**Provided information**
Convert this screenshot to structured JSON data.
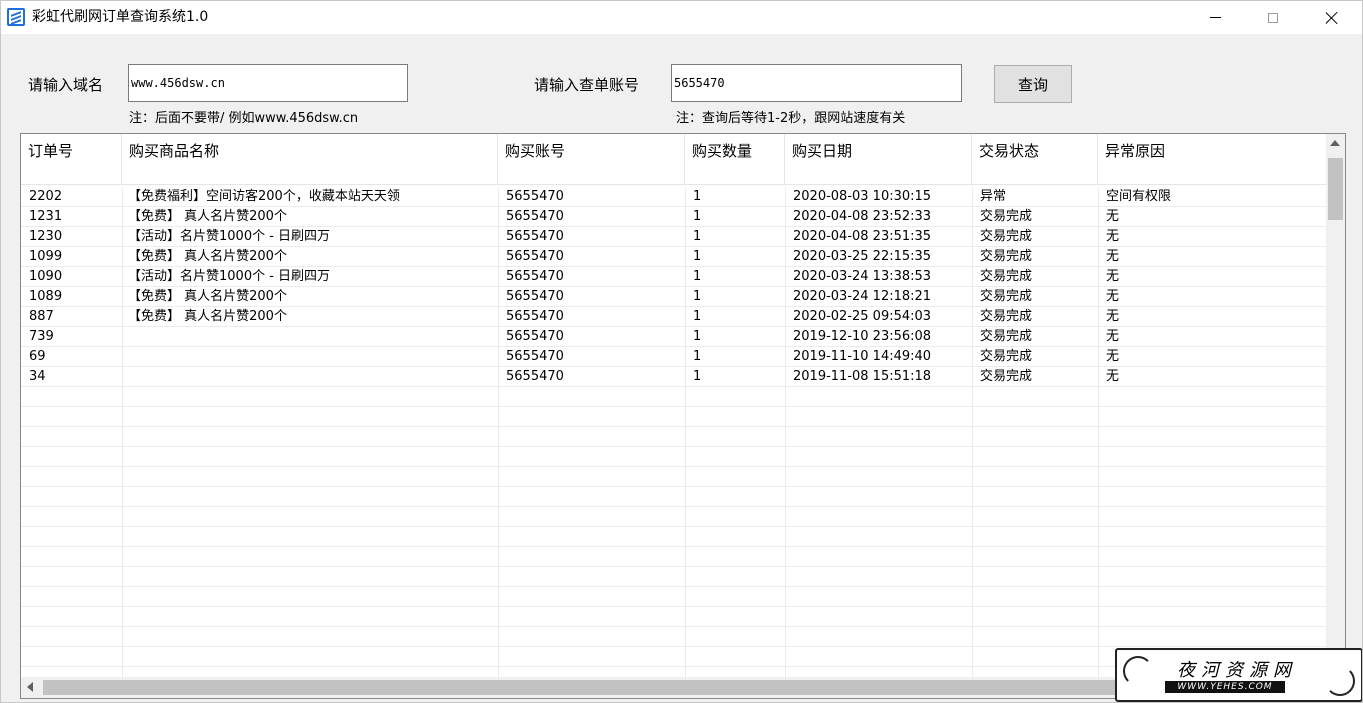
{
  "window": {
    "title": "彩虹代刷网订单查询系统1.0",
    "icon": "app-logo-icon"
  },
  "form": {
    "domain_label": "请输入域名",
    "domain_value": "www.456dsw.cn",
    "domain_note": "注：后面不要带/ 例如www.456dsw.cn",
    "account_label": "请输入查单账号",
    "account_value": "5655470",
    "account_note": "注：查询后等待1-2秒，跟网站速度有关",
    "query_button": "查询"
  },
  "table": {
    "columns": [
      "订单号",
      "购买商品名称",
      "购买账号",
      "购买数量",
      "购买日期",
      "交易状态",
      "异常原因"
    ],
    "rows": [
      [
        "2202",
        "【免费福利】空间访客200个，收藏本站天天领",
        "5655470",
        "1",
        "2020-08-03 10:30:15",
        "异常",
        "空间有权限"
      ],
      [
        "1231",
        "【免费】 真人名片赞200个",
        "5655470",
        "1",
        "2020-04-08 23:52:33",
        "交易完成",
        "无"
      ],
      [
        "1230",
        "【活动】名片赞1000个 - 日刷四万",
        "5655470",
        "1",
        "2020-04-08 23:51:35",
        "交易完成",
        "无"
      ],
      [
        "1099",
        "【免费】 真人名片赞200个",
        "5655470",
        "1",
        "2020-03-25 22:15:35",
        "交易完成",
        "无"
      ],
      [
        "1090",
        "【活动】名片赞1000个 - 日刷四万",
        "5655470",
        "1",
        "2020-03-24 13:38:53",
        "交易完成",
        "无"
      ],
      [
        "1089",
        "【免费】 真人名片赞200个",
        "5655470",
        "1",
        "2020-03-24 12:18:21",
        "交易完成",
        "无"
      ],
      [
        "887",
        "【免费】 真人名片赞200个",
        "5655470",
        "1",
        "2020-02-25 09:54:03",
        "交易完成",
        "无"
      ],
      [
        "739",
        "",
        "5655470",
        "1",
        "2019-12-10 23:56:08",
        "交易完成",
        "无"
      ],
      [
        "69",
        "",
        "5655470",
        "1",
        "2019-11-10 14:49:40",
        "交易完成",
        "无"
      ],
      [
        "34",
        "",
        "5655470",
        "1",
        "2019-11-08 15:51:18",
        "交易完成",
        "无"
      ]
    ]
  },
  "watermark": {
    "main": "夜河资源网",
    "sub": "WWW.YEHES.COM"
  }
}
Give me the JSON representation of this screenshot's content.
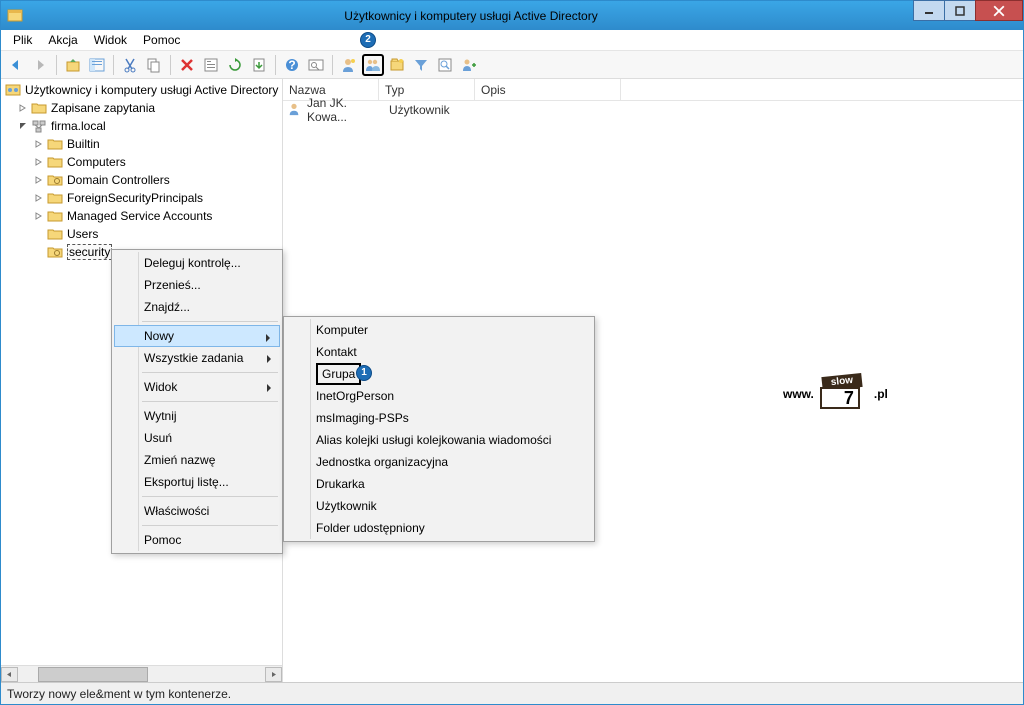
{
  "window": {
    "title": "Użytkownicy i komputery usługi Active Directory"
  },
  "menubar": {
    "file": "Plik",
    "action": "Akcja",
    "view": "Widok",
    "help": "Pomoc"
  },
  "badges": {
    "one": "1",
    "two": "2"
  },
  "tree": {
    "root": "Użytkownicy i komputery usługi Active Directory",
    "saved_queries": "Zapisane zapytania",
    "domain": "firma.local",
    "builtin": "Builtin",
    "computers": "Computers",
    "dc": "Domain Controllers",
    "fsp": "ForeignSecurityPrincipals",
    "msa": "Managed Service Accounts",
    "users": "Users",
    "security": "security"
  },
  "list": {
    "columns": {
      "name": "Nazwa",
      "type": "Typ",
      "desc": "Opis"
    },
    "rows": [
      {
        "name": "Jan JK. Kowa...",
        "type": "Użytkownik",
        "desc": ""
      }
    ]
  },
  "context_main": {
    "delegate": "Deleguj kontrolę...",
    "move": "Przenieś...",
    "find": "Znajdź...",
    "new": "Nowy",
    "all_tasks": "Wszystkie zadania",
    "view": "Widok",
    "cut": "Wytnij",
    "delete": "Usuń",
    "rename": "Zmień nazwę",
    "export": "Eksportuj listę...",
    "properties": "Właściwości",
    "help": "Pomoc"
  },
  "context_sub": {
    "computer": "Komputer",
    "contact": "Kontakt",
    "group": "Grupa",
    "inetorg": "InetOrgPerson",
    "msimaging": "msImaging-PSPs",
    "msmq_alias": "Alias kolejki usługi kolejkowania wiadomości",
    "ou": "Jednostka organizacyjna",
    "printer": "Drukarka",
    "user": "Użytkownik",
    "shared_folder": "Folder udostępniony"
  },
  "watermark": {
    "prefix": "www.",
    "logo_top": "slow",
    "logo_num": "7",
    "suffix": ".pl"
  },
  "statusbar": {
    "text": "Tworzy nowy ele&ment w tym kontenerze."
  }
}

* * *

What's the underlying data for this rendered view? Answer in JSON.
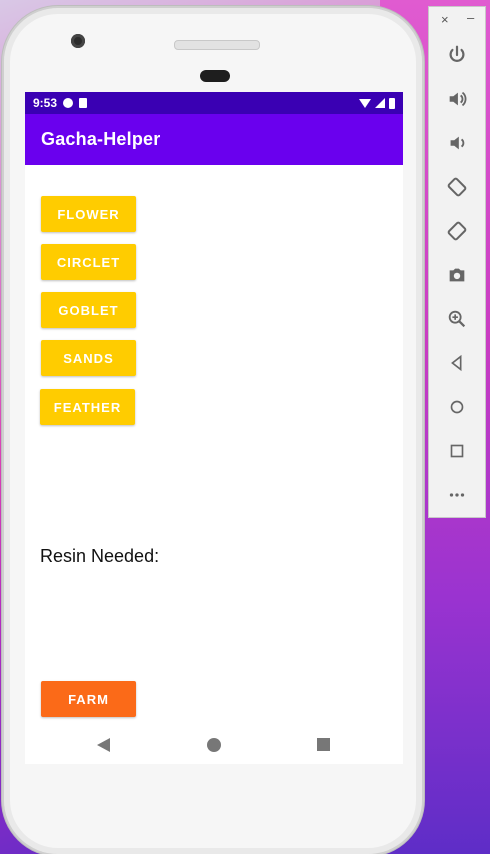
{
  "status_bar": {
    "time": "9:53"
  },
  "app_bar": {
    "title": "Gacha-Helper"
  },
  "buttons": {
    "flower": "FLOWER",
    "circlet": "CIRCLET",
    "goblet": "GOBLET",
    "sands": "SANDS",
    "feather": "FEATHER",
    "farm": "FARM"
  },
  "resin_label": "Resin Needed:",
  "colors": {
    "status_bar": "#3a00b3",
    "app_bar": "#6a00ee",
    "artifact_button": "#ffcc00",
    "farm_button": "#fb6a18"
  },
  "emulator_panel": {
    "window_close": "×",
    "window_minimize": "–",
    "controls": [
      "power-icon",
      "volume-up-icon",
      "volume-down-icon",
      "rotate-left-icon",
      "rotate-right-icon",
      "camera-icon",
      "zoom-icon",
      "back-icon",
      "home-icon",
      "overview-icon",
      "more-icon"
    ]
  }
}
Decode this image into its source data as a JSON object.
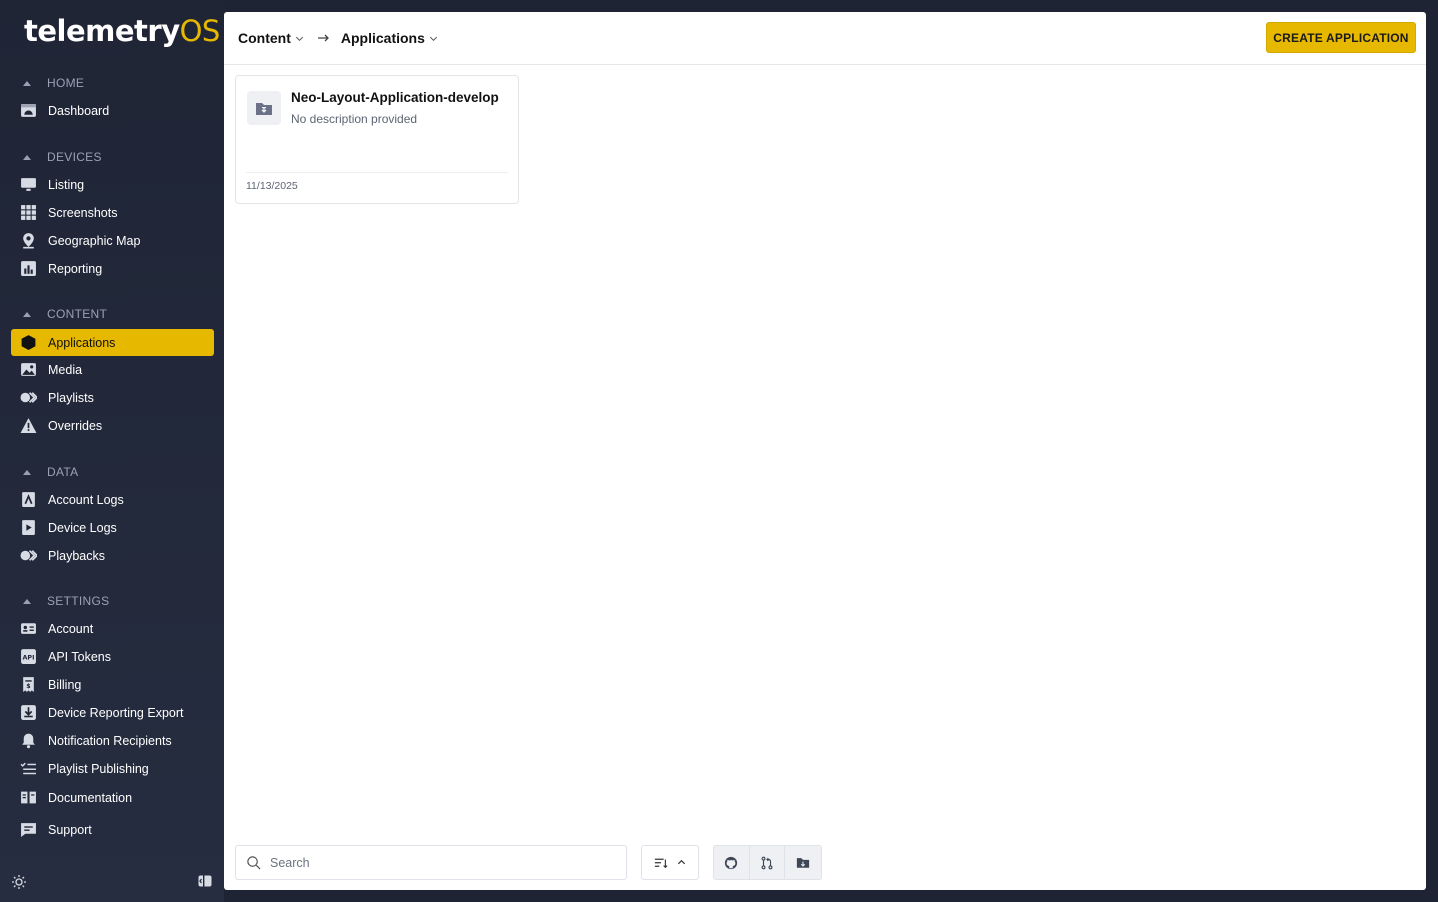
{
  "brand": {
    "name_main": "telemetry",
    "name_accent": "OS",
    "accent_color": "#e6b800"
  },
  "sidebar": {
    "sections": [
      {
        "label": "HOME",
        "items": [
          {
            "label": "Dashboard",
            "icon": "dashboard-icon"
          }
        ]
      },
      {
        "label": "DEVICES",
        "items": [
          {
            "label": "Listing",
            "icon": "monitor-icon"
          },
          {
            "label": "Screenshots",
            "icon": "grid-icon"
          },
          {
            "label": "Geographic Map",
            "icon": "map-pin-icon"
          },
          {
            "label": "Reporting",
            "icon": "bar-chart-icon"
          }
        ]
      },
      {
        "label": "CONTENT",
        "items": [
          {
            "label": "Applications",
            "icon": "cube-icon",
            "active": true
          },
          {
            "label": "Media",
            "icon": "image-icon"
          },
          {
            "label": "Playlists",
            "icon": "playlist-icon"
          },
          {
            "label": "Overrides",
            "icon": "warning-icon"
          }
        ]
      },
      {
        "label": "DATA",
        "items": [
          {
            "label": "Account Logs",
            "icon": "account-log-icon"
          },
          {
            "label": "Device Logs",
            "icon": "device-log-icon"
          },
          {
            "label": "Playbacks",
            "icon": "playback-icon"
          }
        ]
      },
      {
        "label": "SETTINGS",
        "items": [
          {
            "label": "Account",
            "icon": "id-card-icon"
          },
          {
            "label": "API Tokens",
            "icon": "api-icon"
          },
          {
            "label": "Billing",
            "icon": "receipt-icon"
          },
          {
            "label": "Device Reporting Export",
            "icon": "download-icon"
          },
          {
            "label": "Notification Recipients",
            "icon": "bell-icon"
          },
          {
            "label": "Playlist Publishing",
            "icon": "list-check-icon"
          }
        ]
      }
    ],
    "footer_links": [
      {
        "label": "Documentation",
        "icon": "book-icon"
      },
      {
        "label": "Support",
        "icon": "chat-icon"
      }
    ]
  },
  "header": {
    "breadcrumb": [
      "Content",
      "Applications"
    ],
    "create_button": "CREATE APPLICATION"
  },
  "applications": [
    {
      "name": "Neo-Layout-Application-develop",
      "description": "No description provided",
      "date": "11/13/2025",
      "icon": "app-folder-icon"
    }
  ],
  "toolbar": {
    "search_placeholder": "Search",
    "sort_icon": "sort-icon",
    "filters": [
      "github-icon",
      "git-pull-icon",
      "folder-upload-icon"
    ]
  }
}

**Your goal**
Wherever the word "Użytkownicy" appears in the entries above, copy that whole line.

**Result below**
    "title": "Użytkownicy i komputery usługi Active Directory"
    "root": "Użytkownicy i komputery usługi Active Directory",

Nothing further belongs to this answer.